**PROBLEM TO WORK ON**:
A line qualifies if it holds the string "Make". Copy every qualifying line from the records.

*** DATA IN THIS EXERCISE ***

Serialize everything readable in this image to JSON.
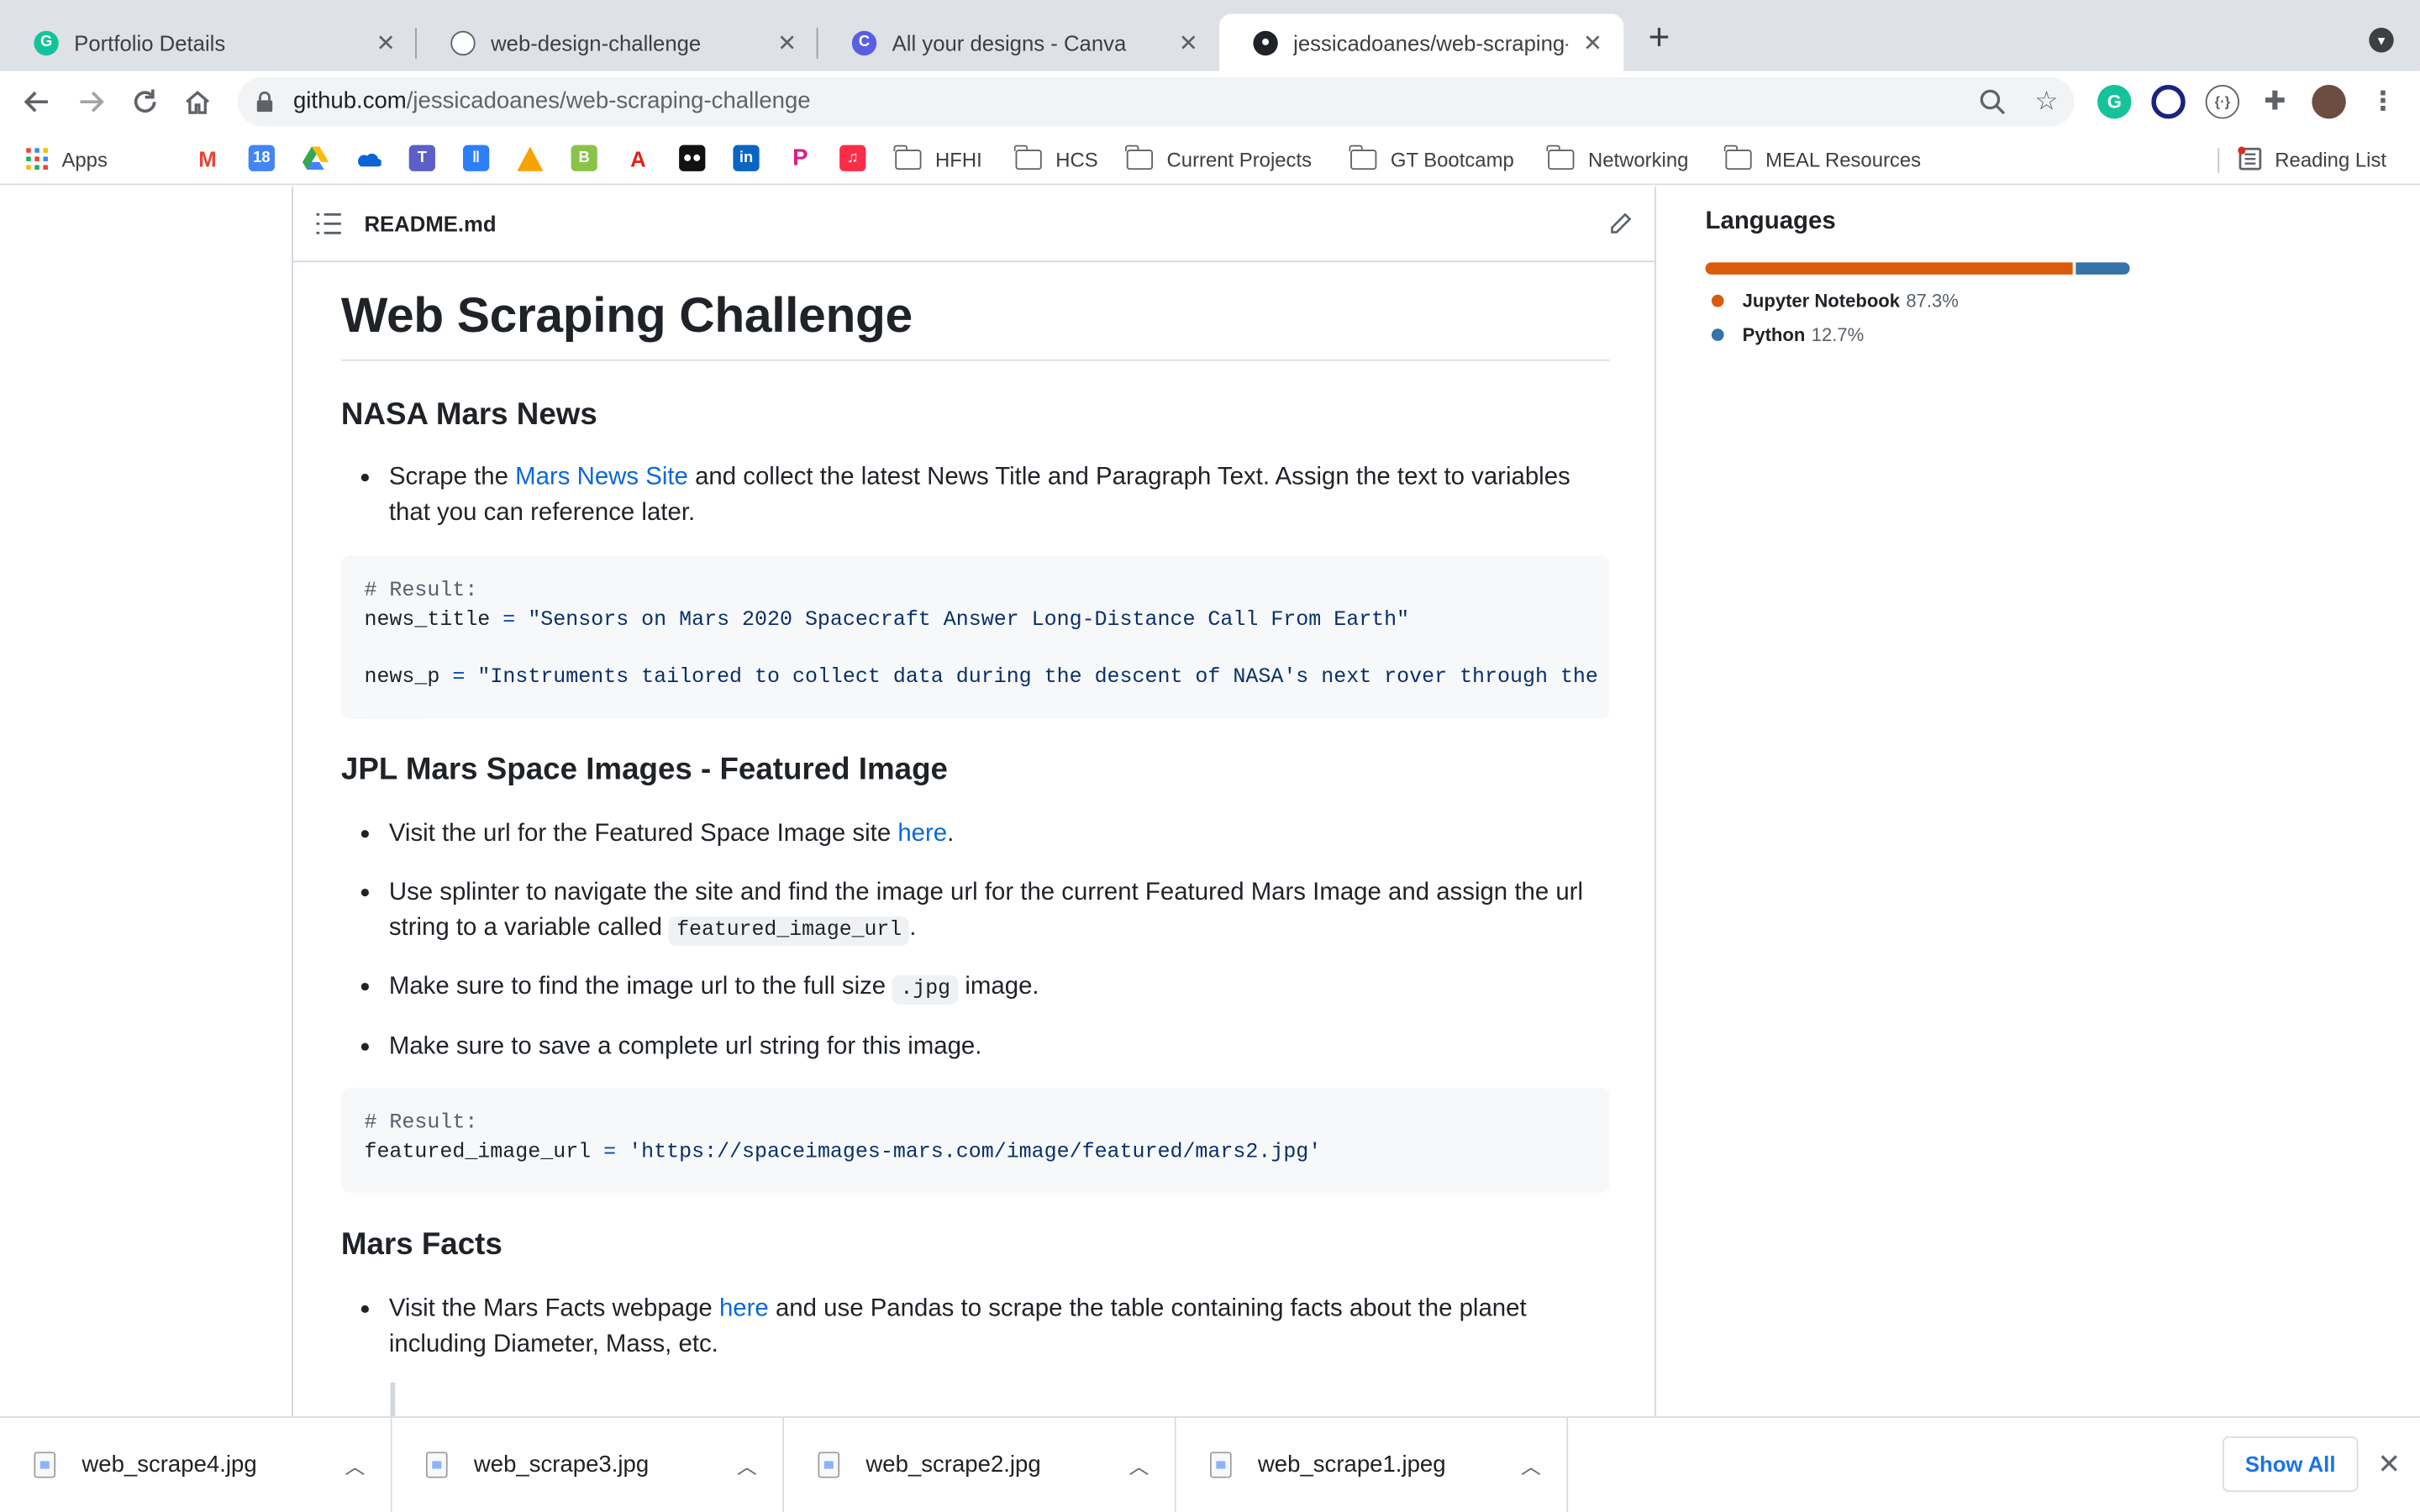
{
  "browser": {
    "tabs": [
      {
        "title": "Portfolio Details",
        "icon": "grammarly-icon",
        "active": false
      },
      {
        "title": "web-design-challenge",
        "icon": "globe-icon",
        "active": false
      },
      {
        "title": "All your designs - Canva",
        "icon": "canva-icon",
        "active": false
      },
      {
        "title": "jessicadoanes/web-scraping-c",
        "icon": "github-icon",
        "active": true
      }
    ],
    "url_host": "github.com",
    "url_path": "/jessicadoanes/web-scraping-challenge",
    "bookmarks": {
      "apps_label": "Apps",
      "folders": [
        "HFHI",
        "HCS",
        "Current Projects",
        "GT Bootcamp",
        "Networking",
        "MEAL Resources"
      ],
      "reading_list": "Reading List"
    }
  },
  "readme": {
    "filename": "README.md",
    "title": "Web Scraping Challenge",
    "sections": {
      "news": {
        "heading": "NASA Mars News",
        "bullet_pre": "Scrape the ",
        "bullet_link": "Mars News Site",
        "bullet_post": " and collect the latest News Title and Paragraph Text. Assign the text to variables that you can reference later.",
        "code_comment": "# Result:",
        "code_var1": "news_title",
        "code_op": "=",
        "code_str1": "\"Sensors on Mars 2020 Spacecraft Answer Long-Distance Call From Earth\"",
        "code_var2": "news_p",
        "code_str2": "\"Instruments tailored to collect data during the descent of NASA's next rover through the Re"
      },
      "jpl": {
        "heading": "JPL Mars Space Images - Featured Image",
        "b1_pre": "Visit the url for the Featured Space Image site ",
        "b1_link": "here",
        "b1_post": ".",
        "b2_pre": "Use splinter to navigate the site and find the image url for the current Featured Mars Image and assign the url string to a variable called ",
        "b2_code": "featured_image_url",
        "b2_post": ".",
        "b3_pre": "Make sure to find the image url to the full size ",
        "b3_code": ".jpg",
        "b3_post": " image.",
        "b4": "Make sure to save a complete url string for this image.",
        "code_comment": "# Result:",
        "code_var": "featured_image_url",
        "code_op": "=",
        "code_str": "'https://spaceimages-mars.com/image/featured/mars2.jpg'"
      },
      "facts": {
        "heading": "Mars Facts",
        "b1_pre": "Visit the Mars Facts webpage ",
        "b1_link": "here",
        "b1_post": " and use Pandas to scrape the table containing facts about the planet including Diameter, Mass, etc."
      }
    }
  },
  "languages": {
    "title": "Languages",
    "items": [
      {
        "name": "Jupyter Notebook",
        "percent": "87.3%",
        "value": 87.3,
        "color": "#DA5B0B"
      },
      {
        "name": "Python",
        "percent": "12.7%",
        "value": 12.7,
        "color": "#3572A5"
      }
    ]
  },
  "downloads": {
    "files": [
      "web_scrape4.jpg",
      "web_scrape3.jpg",
      "web_scrape2.jpg",
      "web_scrape1.jpeg"
    ],
    "show_all": "Show All"
  }
}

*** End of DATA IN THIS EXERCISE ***

**RESPONSE TO THE EXERCISE**:
        "b3_pre": "Make sure to find the image url to the full size ",
        "b4": "Make sure to save a complete url string for this image.",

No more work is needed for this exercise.